**Problem description:**
Copy each entry below verbatim. Skip the pictures.

[Records shown Boundary: Start]

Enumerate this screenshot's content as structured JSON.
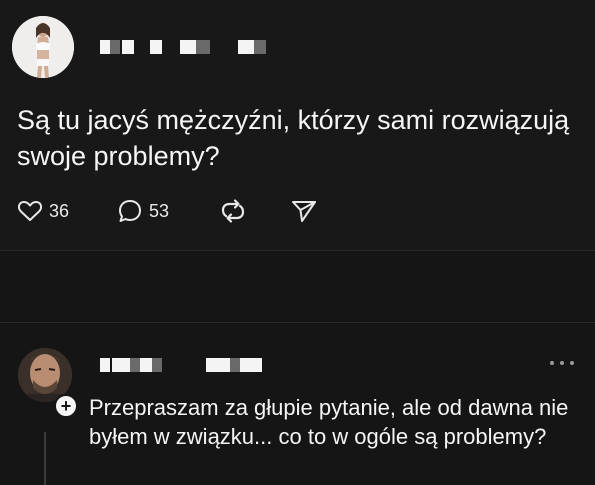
{
  "post": {
    "text": "Są tu jacyś mężczyźni, którzy sami rozwiązują swoje problemy?",
    "actions": {
      "likes": "36",
      "comments": "53"
    }
  },
  "reply": {
    "text": "Przepraszam za głupie pytanie, ale od dawna nie byłem w związku... co to w ogóle są problemy?"
  },
  "icons": {
    "like": "heart-icon",
    "comment": "comment-bubble-icon",
    "repost": "repost-icon",
    "share": "send-icon",
    "more": "more-dots-icon",
    "follow": "plus-icon"
  },
  "colors": {
    "background": "#151515",
    "text": "#f5f5f5"
  }
}
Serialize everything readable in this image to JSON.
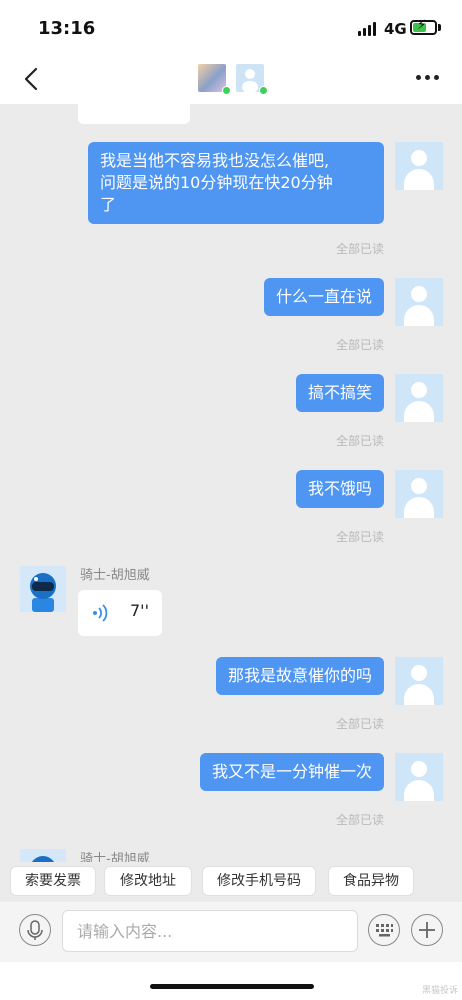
{
  "status_bar": {
    "time": "13:16",
    "network": "4G"
  },
  "chat": {
    "messages": [
      {
        "text": "我是当他不容易我也没怎么催吧,\n问题是说的10分钟现在快20分钟\n了",
        "status": "全部已读"
      },
      {
        "text": "什么一直在说",
        "status": "全部已读"
      },
      {
        "text": "搞不搞笑",
        "status": "全部已读"
      },
      {
        "text": "我不饿吗",
        "status": "全部已读"
      },
      {
        "sender": "骑士-胡旭威",
        "voice_duration": "7''"
      },
      {
        "text": "那我是故意催你的吗",
        "status": "全部已读"
      },
      {
        "text": "我又不是一分钟催一次",
        "status": "全部已读"
      },
      {
        "sender": "骑士-胡旭威"
      }
    ]
  },
  "quick_replies": [
    "索要发票",
    "修改地址",
    "修改手机号码",
    "食品异物"
  ],
  "input": {
    "placeholder": "请输入内容..."
  },
  "watermark": "黑猫投诉",
  "colors": {
    "bubble_out": "#4f95f2",
    "background": "#ebebeb",
    "read_status": "#b9b9b9",
    "online": "#3ed05a"
  }
}
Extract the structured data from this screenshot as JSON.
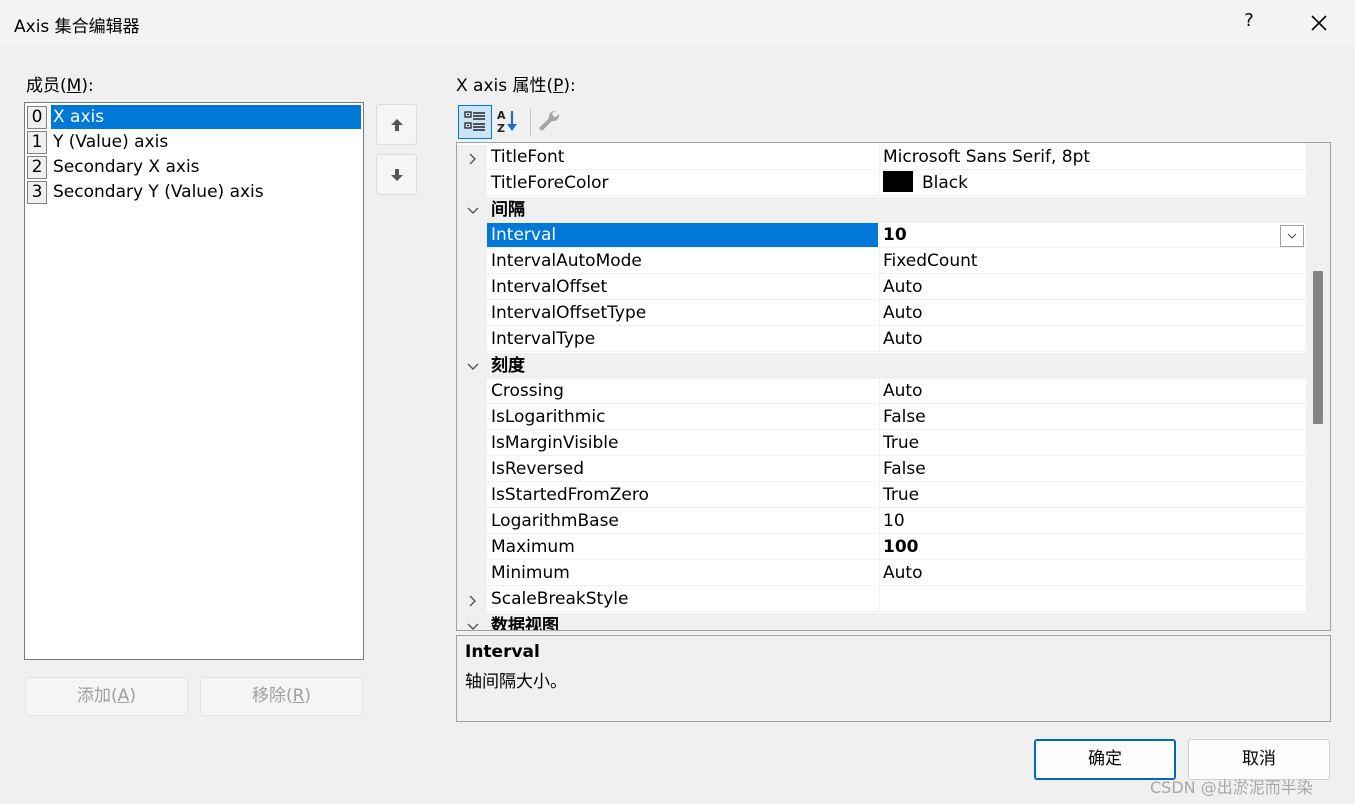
{
  "window": {
    "title": "Axis 集合编辑器",
    "help_glyph": "?",
    "close_icon": "close-icon"
  },
  "members": {
    "label_prefix": "成员(",
    "label_accel": "M",
    "label_suffix": "):",
    "items": [
      {
        "index": "0",
        "name": "X axis",
        "selected": true
      },
      {
        "index": "1",
        "name": "Y (Value) axis",
        "selected": false
      },
      {
        "index": "2",
        "name": "Secondary X axis",
        "selected": false
      },
      {
        "index": "3",
        "name": "Secondary Y (Value) axis",
        "selected": false
      }
    ],
    "move_up_icon": "arrow-up-icon",
    "move_down_icon": "arrow-down-icon",
    "add_prefix": "添加(",
    "add_accel": "A",
    "add_suffix": ")",
    "remove_prefix": "移除(",
    "remove_accel": "R",
    "remove_suffix": ")"
  },
  "properties": {
    "label_prefix": "X axis 属性(",
    "label_accel": "P",
    "label_suffix": "):",
    "toolbar": [
      "categorized-icon",
      "alphabetical-icon",
      "property-pages-icon"
    ],
    "rows": [
      {
        "kind": "prop",
        "name": "TitleFont",
        "value": "Microsoft Sans Serif, 8pt",
        "expandable": true
      },
      {
        "kind": "prop",
        "name": "TitleForeColor",
        "value": "Black",
        "swatch": "#000000"
      },
      {
        "kind": "category",
        "name": "间隔"
      },
      {
        "kind": "prop",
        "name": "Interval",
        "value": "10",
        "bold": true,
        "selected": true,
        "dropdown": true
      },
      {
        "kind": "prop",
        "name": "IntervalAutoMode",
        "value": "FixedCount"
      },
      {
        "kind": "prop",
        "name": "IntervalOffset",
        "value": "Auto"
      },
      {
        "kind": "prop",
        "name": "IntervalOffsetType",
        "value": "Auto"
      },
      {
        "kind": "prop",
        "name": "IntervalType",
        "value": "Auto"
      },
      {
        "kind": "category",
        "name": "刻度"
      },
      {
        "kind": "prop",
        "name": "Crossing",
        "value": "Auto"
      },
      {
        "kind": "prop",
        "name": "IsLogarithmic",
        "value": "False"
      },
      {
        "kind": "prop",
        "name": "IsMarginVisible",
        "value": "True"
      },
      {
        "kind": "prop",
        "name": "IsReversed",
        "value": "False"
      },
      {
        "kind": "prop",
        "name": "IsStartedFromZero",
        "value": "True"
      },
      {
        "kind": "prop",
        "name": "LogarithmBase",
        "value": "10"
      },
      {
        "kind": "prop",
        "name": "Maximum",
        "value": "100",
        "bold": true
      },
      {
        "kind": "prop",
        "name": "Minimum",
        "value": "Auto"
      },
      {
        "kind": "prop",
        "name": "ScaleBreakStyle",
        "value": "",
        "expandable": true
      },
      {
        "kind": "category",
        "name": "数据视图"
      }
    ]
  },
  "description": {
    "title": "Interval",
    "text": "轴间隔大小。"
  },
  "buttons": {
    "ok": "确定",
    "cancel": "取消"
  },
  "watermark": "CSDN @出淤泥而半染",
  "colors": {
    "selection": "#0078d7",
    "category_bg": "#f0f0f0"
  }
}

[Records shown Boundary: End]

**Finished task:**
Enumerate this screenshot's content as structured JSON.
{
  "post": {
    "text": "Są tu jacyś mężczyźni, którzy sami rozwiązują swoje problemy?",
    "actions": {
      "likes": "36",
      "comments": "53"
    }
  },
  "reply": {
    "text": "Przepraszam za głupie pytanie, ale od dawna nie byłem w związku... co to w ogóle są problemy?"
  },
  "icons": {
    "like": "heart-icon",
    "comment": "comment-bubble-icon",
    "repost": "repost-icon",
    "share": "send-icon",
    "more": "more-dots-icon",
    "follow": "plus-icon"
  },
  "colors": {
    "background": "#151515",
    "text": "#f5f5f5"
  }
}
Serialize everything readable in this image to JSON.
{
  "status_bar": {
    "time": "13:16",
    "network": "4G"
  },
  "chat": {
    "messages": [
      {
        "text": "我是当他不容易我也没怎么催吧,\n问题是说的10分钟现在快20分钟\n了",
        "status": "全部已读"
      },
      {
        "text": "什么一直在说",
        "status": "全部已读"
      },
      {
        "text": "搞不搞笑",
        "status": "全部已读"
      },
      {
        "text": "我不饿吗",
        "status": "全部已读"
      },
      {
        "sender": "骑士-胡旭威",
        "voice_duration": "7''"
      },
      {
        "text": "那我是故意催你的吗",
        "status": "全部已读"
      },
      {
        "text": "我又不是一分钟催一次",
        "status": "全部已读"
      },
      {
        "sender": "骑士-胡旭威"
      }
    ]
  },
  "quick_replies": [
    "索要发票",
    "修改地址",
    "修改手机号码",
    "食品异物"
  ],
  "input": {
    "placeholder": "请输入内容..."
  },
  "watermark": "黑猫投诉",
  "colors": {
    "bubble_out": "#4f95f2",
    "background": "#ebebeb",
    "read_status": "#b9b9b9",
    "online": "#3ed05a"
  }
}
Extract the structured data from this screenshot as JSON.
{
  "window": {
    "title": "Axis 集合编辑器",
    "help_glyph": "?",
    "close_icon": "close-icon"
  },
  "members": {
    "label_prefix": "成员(",
    "label_accel": "M",
    "label_suffix": "):",
    "items": [
      {
        "index": "0",
        "name": "X axis",
        "selected": true
      },
      {
        "index": "1",
        "name": "Y (Value) axis",
        "selected": false
      },
      {
        "index": "2",
        "name": "Secondary X axis",
        "selected": false
      },
      {
        "index": "3",
        "name": "Secondary Y (Value) axis",
        "selected": false
      }
    ],
    "move_up_icon": "arrow-up-icon",
    "move_down_icon": "arrow-down-icon",
    "add_prefix": "添加(",
    "add_accel": "A",
    "add_suffix": ")",
    "remove_prefix": "移除(",
    "remove_accel": "R",
    "remove_suffix": ")"
  },
  "properties": {
    "label_prefix": "X axis 属性(",
    "label_accel": "P",
    "label_suffix": "):",
    "toolbar": [
      "categorized-icon",
      "alphabetical-icon",
      "property-pages-icon"
    ],
    "rows": [
      {
        "kind": "prop",
        "name": "TitleFont",
        "value": "Microsoft Sans Serif, 8pt",
        "expandable": true
      },
      {
        "kind": "prop",
        "name": "TitleForeColor",
        "value": "Black",
        "swatch": "#000000"
      },
      {
        "kind": "category",
        "name": "间隔"
      },
      {
        "kind": "prop",
        "name": "Interval",
        "value": "10",
        "bold": true,
        "selected": true,
        "dropdown": true
      },
      {
        "kind": "prop",
        "name": "IntervalAutoMode",
        "value": "FixedCount"
      },
      {
        "kind": "prop",
        "name": "IntervalOffset",
        "value": "Auto"
      },
      {
        "kind": "prop",
        "name": "IntervalOffsetType",
        "value": "Auto"
      },
      {
        "kind": "prop",
        "name": "IntervalType",
        "value": "Auto"
      },
      {
        "kind": "category",
        "name": "刻度"
      },
      {
        "kind": "prop",
        "name": "Crossing",
        "value": "Auto"
      },
      {
        "kind": "prop",
        "name": "IsLogarithmic",
        "value": "False"
      },
      {
        "kind": "prop",
        "name": "IsMarginVisible",
        "value": "True"
      },
      {
        "kind": "prop",
        "name": "IsReversed",
        "value": "False"
      },
      {
        "kind": "prop",
        "name": "IsStartedFromZero",
        "value": "True"
      },
      {
        "kind": "prop",
        "name": "LogarithmBase",
        "value": "10"
      },
      {
        "kind": "prop",
        "name": "Maximum",
        "value": "100",
        "bold": true
      },
      {
        "kind": "prop",
        "name": "Minimum",
        "value": "Auto"
      },
      {
        "kind": "prop",
        "name": "ScaleBreakStyle",
        "value": "",
        "expandable": true
      },
      {
        "kind": "category",
        "name": "数据视图"
      }
    ]
  },
  "description": {
    "title": "Interval",
    "text": "轴间隔大小。"
  },
  "buttons": {
    "ok": "确定",
    "cancel": "取消"
  },
  "watermark": "CSDN @出淤泥而半染",
  "colors": {
    "selection": "#0078d7",
    "category_bg": "#f0f0f0"
  }
}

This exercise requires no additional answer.